Over the years the Library Theatre very much did its own thing as a production house. Even in difficult financial times, the city council remained steadfastly proud of it as one of Manchester's great civic achievements. One-time city librarian David Colley famously said: “Should we let live theatre die in the provinces? Should we confine our local entertainments to the brisk trade in vulgarity of twice-nightly revues, farces and nude shows to fill for tired businessmen and women the gaps which inevitably occur on radio and TV? I think not.”

The city council also financed the 500-seat Wythenshawe Forum, an idea proposed by Scase back in the 1950s and which opened in 1971, providing a theatre for a district with a population of 100,000 and, under the same management, one that complemented the Library’s repertoire.
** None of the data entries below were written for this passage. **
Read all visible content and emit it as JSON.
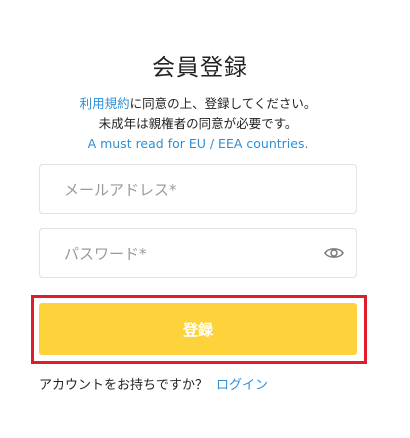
{
  "form": {
    "title": "会員登録",
    "terms_link": "利用規約",
    "terms_rest": "に同意の上、登録してください。",
    "minor_notice": "未成年は親権者の同意が必要です。",
    "eu_link": "A must read for EU / EEA countries.",
    "email_placeholder": "メールアドレス*",
    "email_value": "",
    "password_placeholder": "パスワード*",
    "password_value": "",
    "password_toggle_icon": "eye-icon",
    "submit_label": "登録",
    "footer_text": "アカウントをお持ちですか？",
    "login_link": "ログイン"
  },
  "colors": {
    "accent_button": "#fdd23a",
    "link": "#2d8fd6",
    "highlight_border": "#e01c2a"
  }
}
In the 1980s, under the guidance of artistic director Howard Lloyd-Lewis and supported by two highly talented associate directors, Paul Kerryson and Roger Haines, the Forum built an international reputation for pioneering Stephen Sondheim European premieres, including Merrily We Roll Along, Follies and Pacific Overtures, as well as other musical productions, such as Kander and Ebb’s The Rink and Duke Ellington’s Sophisticated Ladies. The Forum lasted just 30 years and, like the Library Theatre itself, is still much missed.

A scene from one of the Library's late-period hits, Tom Stoppard's "Arcadia"
A scene from one of the Library's late-period hits, Tom Stoppard's Arcadia

The Library's last artistic director, Chris Honer, arrived in 1987 and steered the theatre with great success for more than 25 years, maintaining it as a beacon of regional theatre and winning many awards for its productions, reaching out internationally as well as well as into local schools and the wider community.

Under Honer's leadership, the Library Company produced 14 shows a year including, in his early years, some at the Wythenshawe Forum. From the start he placed an emphasis on reaching out to communities with limited access to the arts, and on fostering new talent. Plays produced in London as British or world premieres would often see their first performances outside the capital as Library Company productions.

After the move from its basement home in 2014, Honer masterminded innovative site-specific productions, as well as shows at The Lowry. His award-winning production of Dickens’s Hard Times in an old textile mill in inner-city Ancoats, and Tom Stoppard's Arcadia at The Lowry, remain unforgettable landmarks.